share|improve this question
Off Topic: Are you on a questions rampage? :D – Alenanno Apr 29 '11 at 11:09
These are not even slightly similar. – Marcin Apr 29 '11 at 13:34
up vote 29 down vote accepted

From Wikipedia regarding dale:

A dale is a valley. The word dale comes from Old English dael and is related to Old Norse dalr.

enter image description here

And fen:

A fen is a type of wetland fed by mineral-rich surface water or groundwater.

Fens are characterised by their water chemistry, which is neutral or alkaline, with relatively high dissolved mineral levels but few other plant nutrients. They support a wide range of animals and plants, many of which are tall marsh plants growing closely together.

enter image description here

enter image description here

share|improve this answer
Haha, answers in pictures, guaranteed hit :) – Benjol Apr 29 '11 at 12:01
Often worth a thousand words. ;) – Grant Thomas Apr 29 '11 at 12:05
+1 not for the pictures, but for the etymology. Background information is always good. – Tynam Apr 29 '11 at 16:49
Arguably, on a site dedicated to linguistic expression, resorting to images is a cop-out. :) – Tom Auger Apr 30 '11 at 3:04

They are both related to geography but have different meanings and are also somewhat geographically specific.

A fen is a type of wetland. In Eastern England there is an area known as The Fens that although now largely drained typified this sort of geographical feature.

Dale means valley and is part of many place names, mostly in the North of Britain. The Yorkshire Dales is an upland region in Northern England.

share|improve this answer
+1, I grew up in The Fens :) – Benjol Apr 29 '11 at 12:00
Everyone said I was daft to build a castle on a swamp, but I built in all the same, just to show them.

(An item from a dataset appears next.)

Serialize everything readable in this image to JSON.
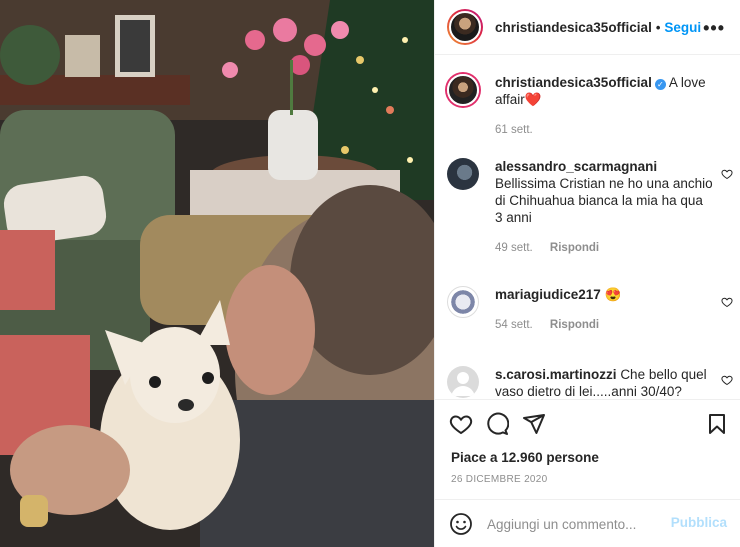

It sank into the swamp. So I built a second one. That sank into the swamp. So I built a third. That burned down, fell over, then sank into the swamp. – Malvolio Apr 29 '11 at 17:10

A fen is wetland, but it doen't have to be particularly lower than the surrounding land. A dale is a valley, and it doesn't have to be wet.

share|improve this answer

Your Answer


By posting your answer, you agree to the privacy policy and terms of service.

Not the answer you're looking for? Browse other questions tagged or ask your own question.